“Religious Freedom” is a catchphrase beloved by social conservatives, usually as a way to claim a right to refuse to care for or serve gay or trans people, or to refuse to provide legal medical services such as abortion. But real religious freedom must include the rights of people of any or no religion both to provide any legal service and to receive services and care to which they are entitled.
A reminder of this: The Washington Post’s Julie Zauzmer reports that area clergy recently gathered outside a Bethesda, Maryland, abortion clinic–one of the few remaining places where women can obtain a late-term abortion–to pray in support of the clinic’s patients and care providers. Rev. Carlton Veazey, a Baptist minister and past president of the Religious Coalition for Reproductive Rights, said, “The Supreme Court affirmed a woman’s right to choose an abortion. But before the Supreme Court did it, God had already done it, because it affirms a woman’s moral agency.”
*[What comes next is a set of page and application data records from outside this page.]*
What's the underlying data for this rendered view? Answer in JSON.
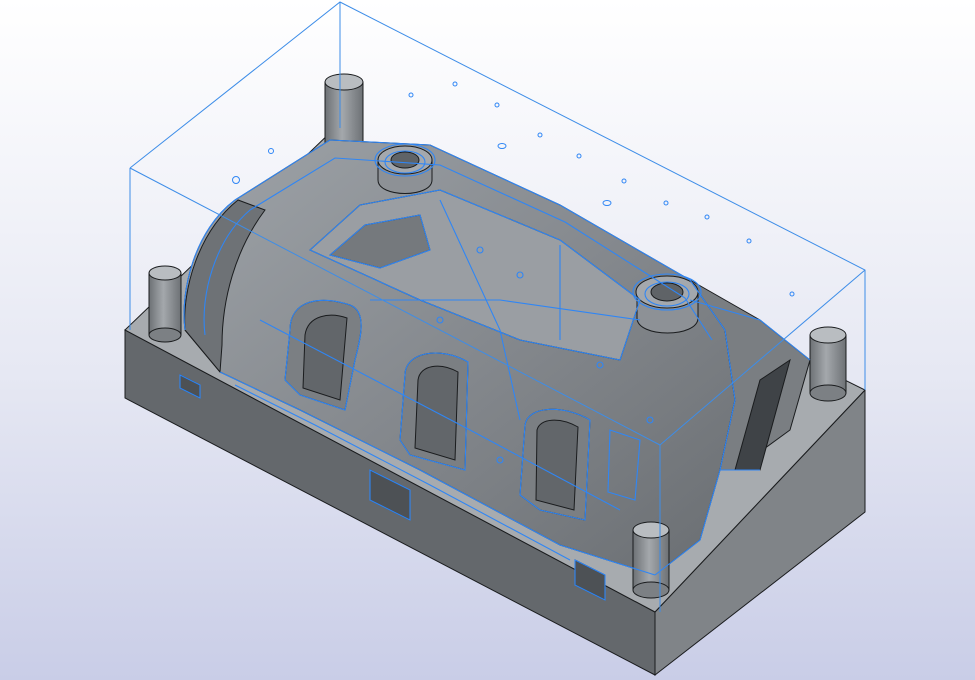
{
  "viewport": {
    "background_top": "#ffffff",
    "background_bottom": "#c9cde7",
    "model_face_light": "#b4b8bc",
    "model_face_mid": "#8a8e92",
    "model_face_dark": "#5d6165",
    "edge_color": "#1a1c1e",
    "highlight_color": "#2f86f5",
    "bounding_box_color": "#3d8de8"
  },
  "model": {
    "name_icon": "mold-core-block",
    "guide_pins": 4,
    "bosses": 2,
    "window_recesses": 3
  }
}
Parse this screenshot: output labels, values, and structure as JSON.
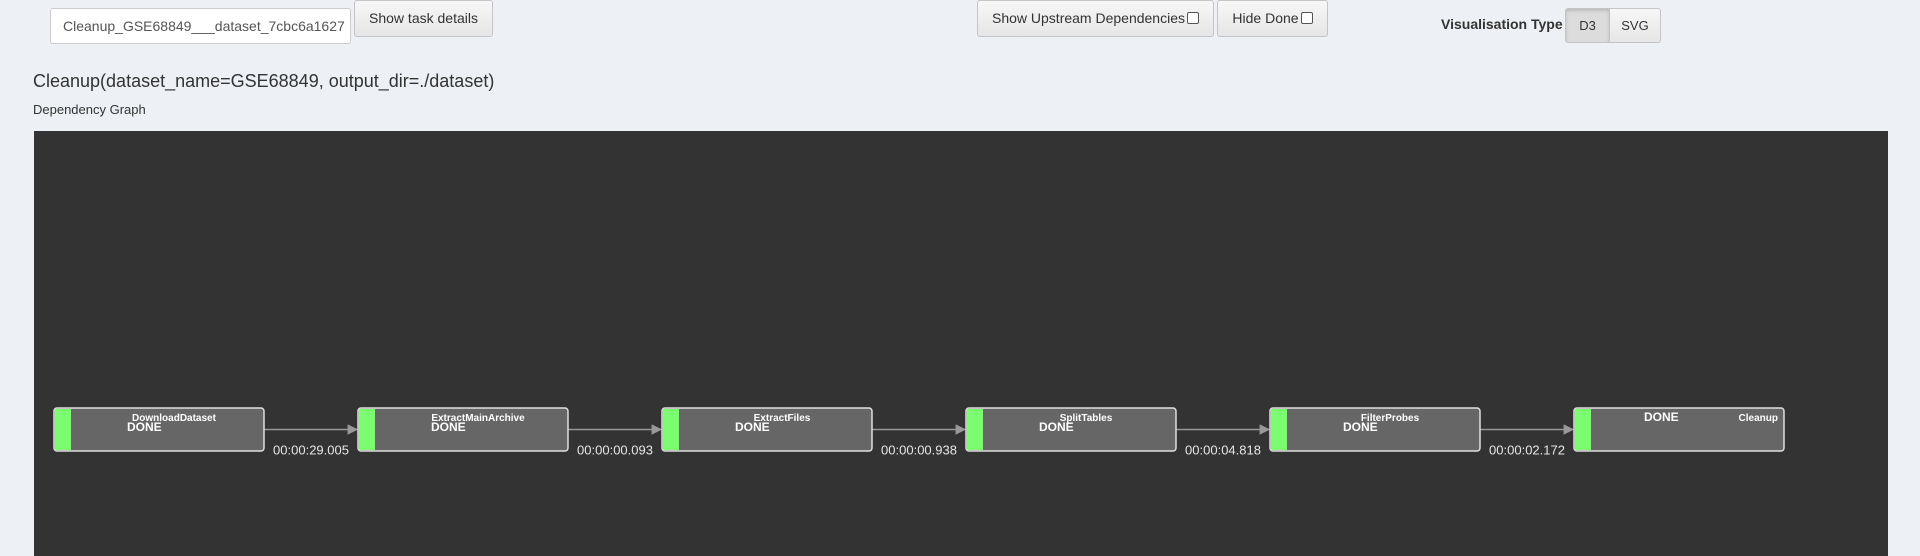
{
  "toolbar": {
    "task_id": "Cleanup_GSE68849___dataset_7cbc6a1627",
    "show_task_details_label": "Show task details",
    "show_upstream_label": "Show Upstream Dependencies",
    "hide_done_label": "Hide Done",
    "visualisation_type_label": "Visualisation Type",
    "vis_options": [
      "D3",
      "SVG"
    ],
    "vis_selected": "D3"
  },
  "page": {
    "title": "Cleanup(dataset_name=GSE68849, output_dir=./dataset)",
    "graph_label": "Dependency Graph"
  },
  "graph": {
    "background": "#333333",
    "node_fill": "#666666",
    "node_border": "#e0e0e0",
    "status_color": "#7cfc6f",
    "nodes": [
      {
        "name": "DownloadDataset",
        "status": "DONE"
      },
      {
        "name": "ExtractMainArchive",
        "status": "DONE"
      },
      {
        "name": "ExtractFiles",
        "status": "DONE"
      },
      {
        "name": "SplitTables",
        "status": "DONE"
      },
      {
        "name": "FilterProbes",
        "status": "DONE"
      },
      {
        "name": "Cleanup",
        "status": "DONE"
      }
    ],
    "edges": [
      {
        "duration": "00:00:29.005"
      },
      {
        "duration": "00:00:00.093"
      },
      {
        "duration": "00:00:00.938"
      },
      {
        "duration": "00:00:04.818"
      },
      {
        "duration": "00:00:02.172"
      }
    ]
  }
}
The positive support of these ministers and rabbis is uplifting. But Zauzmer’s article ends with a dark reminder of the violence that abortion providers, supporters, and patients face from terrorists claiming to be “pro-life”: Dr. LeRoy Carhart, the physician who runs the Bethesda clinic, is a person of faith who has been forced to stop attending regular church services. Zausmer writes, “Carhart said he believes in God ‘very strongly,’ but he stopped going to his Methodist church when his pastor told him he was risking his safety by predictably appearing in the pews every week. . . . But even without church, he feels he is living out his faith by helping women through what is often the worst time of their lives — the illness or other devastating circumstance that leads them to his office. ‘I think in itself, that’s religious,’ he said. Most days, though, he doesn’t have a clinic full of clergy in their vestments to back up his viewpoint.” #ReligiousFreedom?
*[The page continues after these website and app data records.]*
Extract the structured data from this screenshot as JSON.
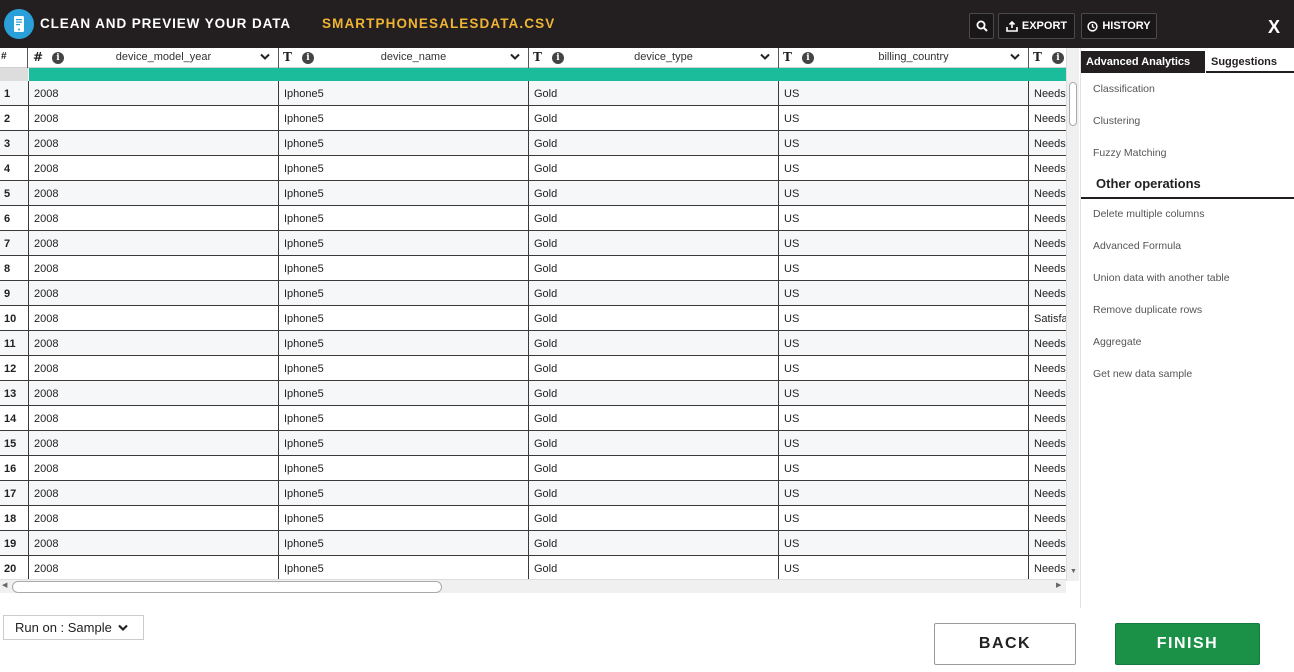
{
  "header": {
    "title": "CLEAN AND PREVIEW YOUR DATA",
    "file_name": "SMARTPHONESALESDATA.CSV",
    "export_label": "EXPORT",
    "history_label": "HISTORY",
    "close_label": "X"
  },
  "grid": {
    "rownum_header": "#",
    "columns": [
      {
        "type": "#",
        "name": "device_model_year"
      },
      {
        "type": "T",
        "name": "device_name"
      },
      {
        "type": "T",
        "name": "device_type"
      },
      {
        "type": "T",
        "name": "billing_country"
      },
      {
        "type": "T",
        "name": ""
      }
    ],
    "info_glyph": "i",
    "quality_color": "#1abc9c",
    "rows": [
      {
        "n": "1",
        "cells": [
          "2008",
          "Iphone5",
          "Gold",
          "US",
          "Needs"
        ]
      },
      {
        "n": "2",
        "cells": [
          "2008",
          "Iphone5",
          "Gold",
          "US",
          "Needs"
        ]
      },
      {
        "n": "3",
        "cells": [
          "2008",
          "Iphone5",
          "Gold",
          "US",
          "Needs"
        ]
      },
      {
        "n": "4",
        "cells": [
          "2008",
          "Iphone5",
          "Gold",
          "US",
          "Needs"
        ]
      },
      {
        "n": "5",
        "cells": [
          "2008",
          "Iphone5",
          "Gold",
          "US",
          "Needs"
        ]
      },
      {
        "n": "6",
        "cells": [
          "2008",
          "Iphone5",
          "Gold",
          "US",
          "Needs"
        ]
      },
      {
        "n": "7",
        "cells": [
          "2008",
          "Iphone5",
          "Gold",
          "US",
          "Needs"
        ]
      },
      {
        "n": "8",
        "cells": [
          "2008",
          "Iphone5",
          "Gold",
          "US",
          "Needs"
        ]
      },
      {
        "n": "9",
        "cells": [
          "2008",
          "Iphone5",
          "Gold",
          "US",
          "Needs"
        ]
      },
      {
        "n": "10",
        "cells": [
          "2008",
          "Iphone5",
          "Gold",
          "US",
          "Satisfa"
        ]
      },
      {
        "n": "11",
        "cells": [
          "2008",
          "Iphone5",
          "Gold",
          "US",
          "Needs"
        ]
      },
      {
        "n": "12",
        "cells": [
          "2008",
          "Iphone5",
          "Gold",
          "US",
          "Needs"
        ]
      },
      {
        "n": "13",
        "cells": [
          "2008",
          "Iphone5",
          "Gold",
          "US",
          "Needs"
        ]
      },
      {
        "n": "14",
        "cells": [
          "2008",
          "Iphone5",
          "Gold",
          "US",
          "Needs"
        ]
      },
      {
        "n": "15",
        "cells": [
          "2008",
          "Iphone5",
          "Gold",
          "US",
          "Needs"
        ]
      },
      {
        "n": "16",
        "cells": [
          "2008",
          "Iphone5",
          "Gold",
          "US",
          "Needs"
        ]
      },
      {
        "n": "17",
        "cells": [
          "2008",
          "Iphone5",
          "Gold",
          "US",
          "Needs"
        ]
      },
      {
        "n": "18",
        "cells": [
          "2008",
          "Iphone5",
          "Gold",
          "US",
          "Needs"
        ]
      },
      {
        "n": "19",
        "cells": [
          "2008",
          "Iphone5",
          "Gold",
          "US",
          "Needs"
        ]
      },
      {
        "n": "20",
        "cells": [
          "2008",
          "Iphone5",
          "Gold",
          "US",
          "Needs"
        ]
      }
    ]
  },
  "sidebar": {
    "tabs": [
      {
        "label": "Advanced Analytics",
        "active": true
      },
      {
        "label": "Suggestions",
        "active": false
      }
    ],
    "analytics_items": [
      "Classification",
      "Clustering",
      "Fuzzy Matching"
    ],
    "other_heading": "Other operations",
    "other_items": [
      "Delete multiple columns",
      "Advanced Formula",
      "Union data with another table",
      "Remove duplicate rows",
      "Aggregate",
      "Get new data sample"
    ]
  },
  "footer": {
    "run_on_label": "Run on : Sample",
    "back_label": "BACK",
    "finish_label": "FINISH"
  },
  "icons": {
    "app": "phone-doc-icon",
    "search": "search-icon",
    "export": "export-icon",
    "history": "clock-icon",
    "column_menu": "chevron-down-icon",
    "run_on_caret": "chevron-down-icon"
  },
  "colors": {
    "topbar": "#231f20",
    "file_name": "#f0b434",
    "finish": "#1a9146",
    "app_icon": "#2a9fd8"
  }
}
Vanessa Williams, in the Washington Post, reminds us that it was fifty years ago this year that, without the help of the New York Democratic Party’s political machine, Shirley Chisholm became the first black woman elected to the U.S. Congress. “Unbought and Unbossed” was her campaign slogan, and it’s also the title of her memoir, which we can’t recommend highly enough. It’s a book that, unfortunately, could have been written yesterday.
Abortion rights were important to Rep. Chisholm. She became honorary president of NARAL and often spoke publicly about abortion. As a result, women from around the country called her congressional office seeking help. Rep. Chisholm provided staffers with a directory for the Clergy Consultation Service on Abortion so that they could refer each caller to a CCS chapter in their area.
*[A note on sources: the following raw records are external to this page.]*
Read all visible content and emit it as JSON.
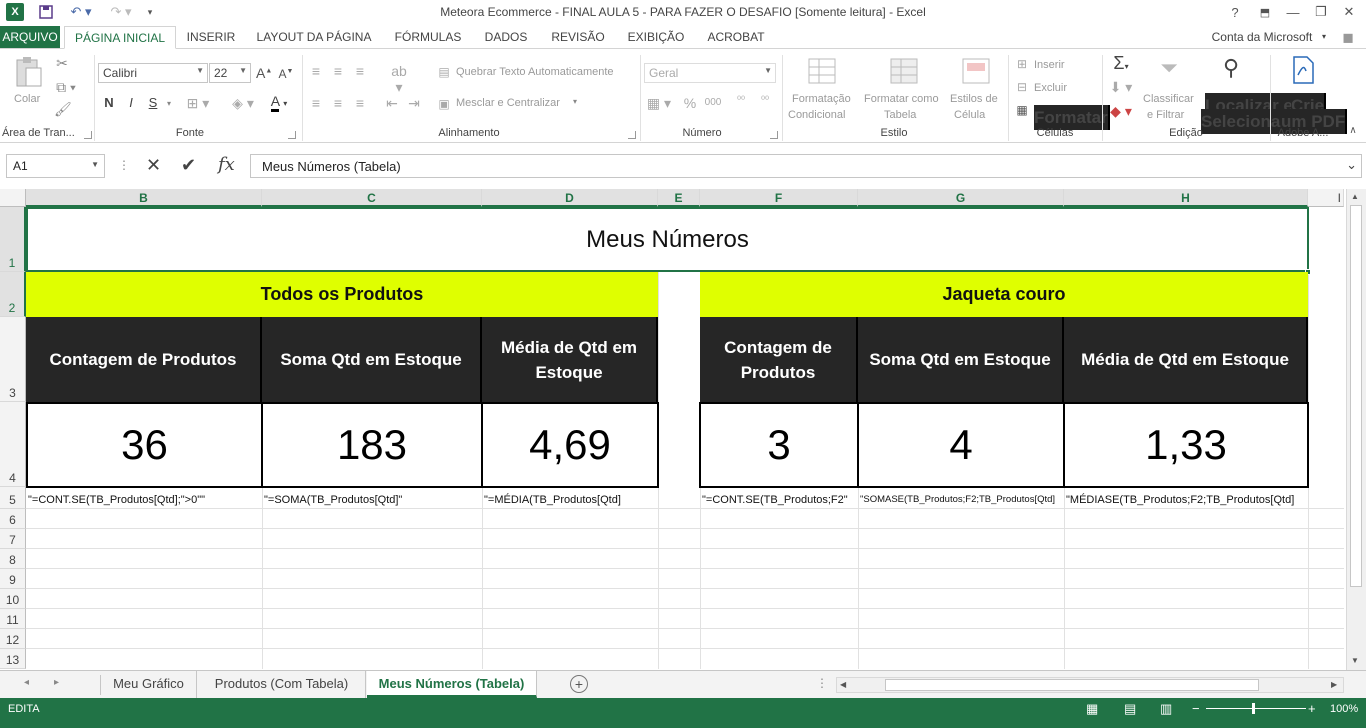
{
  "titlebar": {
    "title": "Meteora Ecommerce - FINAL AULA 5 - PARA FAZER O DESAFIO  [Somente leitura] - Excel",
    "help": "?",
    "minimize": "—",
    "restore": "❐",
    "close": "✕"
  },
  "tabs": [
    "ARQUIVO",
    "PÁGINA INICIAL",
    "INSERIR",
    "LAYOUT DA PÁGINA",
    "FÓRMULAS",
    "DADOS",
    "REVISÃO",
    "EXIBIÇÃO",
    "ACROBAT"
  ],
  "account": "Conta da Microsoft",
  "ribbon": {
    "clipboard": {
      "paste": "Colar",
      "label": "Área de Tran..."
    },
    "font": {
      "name": "Calibri",
      "size": "22",
      "bold": "N",
      "italic": "I",
      "underline": "S",
      "label": "Fonte"
    },
    "alignment": {
      "wrap": "Quebrar Texto Automaticamente",
      "merge": "Mesclar e Centralizar",
      "label": "Alinhamento"
    },
    "number": {
      "format": "Geral",
      "percent": "%",
      "thousands": "000",
      "label": "Número"
    },
    "styles": {
      "conditional_1": "Formatação",
      "conditional_2": "Condicional",
      "table_1": "Formatar como",
      "table_2": "Tabela",
      "cell_1": "Estilos de",
      "cell_2": "Célula",
      "label": "Estilo"
    },
    "cells": {
      "insert": "Inserir",
      "delete": "Excluir",
      "format": "Formatar",
      "label": "Células"
    },
    "editing": {
      "sort_1": "Classificar",
      "sort_2": "e Filtrar",
      "find_1": "Localizar e",
      "find_2": "Selecionar",
      "label": "Edição"
    },
    "adobe": {
      "pdf_1": "Crie",
      "pdf_2": "um PDF",
      "label": "Adobe A..."
    }
  },
  "formula_bar": {
    "name_box": "A1",
    "fx": "fx",
    "content": "Meus Números (Tabela)"
  },
  "columns": [
    "B",
    "C",
    "D",
    "E",
    "F",
    "G",
    "H",
    "I"
  ],
  "rows": [
    "1",
    "2",
    "3",
    "4",
    "5",
    "6",
    "7",
    "8",
    "9",
    "10",
    "11",
    "12",
    "13"
  ],
  "sheet": {
    "title": "Meus Números",
    "left_section": {
      "header": "Todos os Produtos",
      "labels": [
        "Contagem de Produtos",
        "Soma Qtd em Estoque",
        "Média de Qtd em Estoque"
      ],
      "values": [
        "36",
        "183",
        "4,69"
      ],
      "formulas": [
        "\"=CONT.SE(TB_Produtos[Qtd];\">0\"\"",
        "\"=SOMA(TB_Produtos[Qtd]\"",
        "\"=MÉDIA(TB_Produtos[Qtd]"
      ]
    },
    "right_section": {
      "header": "Jaqueta couro",
      "labels": [
        "Contagem de Produtos",
        "Soma Qtd em Estoque",
        "Média de Qtd em Estoque"
      ],
      "values": [
        "3",
        "4",
        "1,33"
      ],
      "formulas": [
        "\"=CONT.SE(TB_Produtos;F2\"",
        "\"SOMASE(TB_Produtos;F2;TB_Produtos[Qtd]",
        "\"MÉDIASE(TB_Produtos;F2;TB_Produtos[Qtd]"
      ]
    }
  },
  "sheet_tabs": [
    "Meu Gráfico",
    "Produtos (Com Tabela)",
    "Meus Números (Tabela)"
  ],
  "status": {
    "mode": "EDITA",
    "zoom": "100%"
  },
  "colors": {
    "excel_green": "#217346",
    "highlight": "#dfff00",
    "header_dark": "#262626"
  }
}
In 1972, Shirley Chisholm became the first black candidate to seek the nomination of a major political party for president, and she was the first woman to seek the Democratic Party’s nomination. If only . . .
The television series “The Handmaid’s Tale” has been a hit for Hulu, and won Elisabeth Moss an Emmy award. (Full disclosure: Margaret Atwood’s compelling and frightening book did not make either of us want to relive the experience as a drama . . . but we hear that it’s great.) Now Moss has signed on to a film project about the 1960s women’s abortion collective Jane–a group that began by referring Chicago women to a safe abortion practitioner. When the women discovered that the provider was not actually a physician, they realized that they themselves could learn to perform abortions–and they did. Jane and the Chicago Clergy Consultation Service had a respectful relationship: the clergy had national contacts as well as social and legal standing as clergy; Jane could offer low-cost local abortions, while the CCS generally referred out of state. For the full story, we highly recommend Laura Kaplan’s book The Story of Jane.